→ AIM OF THE TASK
Where a line below holds the string "icon", count it; then give the total without any other words.

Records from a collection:
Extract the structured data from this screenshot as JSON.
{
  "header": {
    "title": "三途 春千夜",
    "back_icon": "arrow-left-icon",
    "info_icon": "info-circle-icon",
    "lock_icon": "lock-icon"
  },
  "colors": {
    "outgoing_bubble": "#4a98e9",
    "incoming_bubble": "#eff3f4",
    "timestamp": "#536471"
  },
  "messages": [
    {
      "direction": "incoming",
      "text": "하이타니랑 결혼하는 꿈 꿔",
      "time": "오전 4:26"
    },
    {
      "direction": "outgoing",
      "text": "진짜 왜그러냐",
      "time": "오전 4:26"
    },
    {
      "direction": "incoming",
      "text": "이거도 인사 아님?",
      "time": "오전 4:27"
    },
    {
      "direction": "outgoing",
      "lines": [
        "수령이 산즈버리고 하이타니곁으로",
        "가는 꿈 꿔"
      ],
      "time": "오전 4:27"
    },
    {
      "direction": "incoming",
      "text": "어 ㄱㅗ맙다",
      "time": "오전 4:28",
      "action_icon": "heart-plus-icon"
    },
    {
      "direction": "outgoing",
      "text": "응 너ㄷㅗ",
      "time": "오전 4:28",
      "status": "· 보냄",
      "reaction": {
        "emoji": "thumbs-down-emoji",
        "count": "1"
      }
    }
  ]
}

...

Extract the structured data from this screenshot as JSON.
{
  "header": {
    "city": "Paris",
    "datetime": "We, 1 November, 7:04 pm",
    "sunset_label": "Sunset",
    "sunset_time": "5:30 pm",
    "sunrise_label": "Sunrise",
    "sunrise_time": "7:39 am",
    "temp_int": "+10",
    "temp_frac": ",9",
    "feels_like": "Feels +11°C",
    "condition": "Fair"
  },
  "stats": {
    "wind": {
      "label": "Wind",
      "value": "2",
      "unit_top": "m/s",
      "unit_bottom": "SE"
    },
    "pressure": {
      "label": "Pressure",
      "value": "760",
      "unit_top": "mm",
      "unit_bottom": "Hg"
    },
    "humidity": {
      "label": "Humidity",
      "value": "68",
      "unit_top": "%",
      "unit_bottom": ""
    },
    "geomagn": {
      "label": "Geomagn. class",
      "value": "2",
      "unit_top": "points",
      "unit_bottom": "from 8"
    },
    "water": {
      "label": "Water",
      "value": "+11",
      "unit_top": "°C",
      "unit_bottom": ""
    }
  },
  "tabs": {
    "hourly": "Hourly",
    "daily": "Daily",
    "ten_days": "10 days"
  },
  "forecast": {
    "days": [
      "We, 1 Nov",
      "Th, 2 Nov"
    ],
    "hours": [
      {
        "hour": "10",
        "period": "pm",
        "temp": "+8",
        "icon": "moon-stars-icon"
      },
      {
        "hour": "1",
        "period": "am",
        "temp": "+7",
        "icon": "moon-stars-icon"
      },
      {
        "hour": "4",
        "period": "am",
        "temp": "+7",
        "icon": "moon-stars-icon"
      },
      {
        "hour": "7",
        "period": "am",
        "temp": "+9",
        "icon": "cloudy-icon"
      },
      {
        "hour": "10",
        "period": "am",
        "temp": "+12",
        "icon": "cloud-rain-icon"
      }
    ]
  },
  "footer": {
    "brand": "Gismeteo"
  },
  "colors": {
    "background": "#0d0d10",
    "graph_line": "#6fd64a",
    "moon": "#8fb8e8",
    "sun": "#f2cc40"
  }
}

→ SOLUTION
9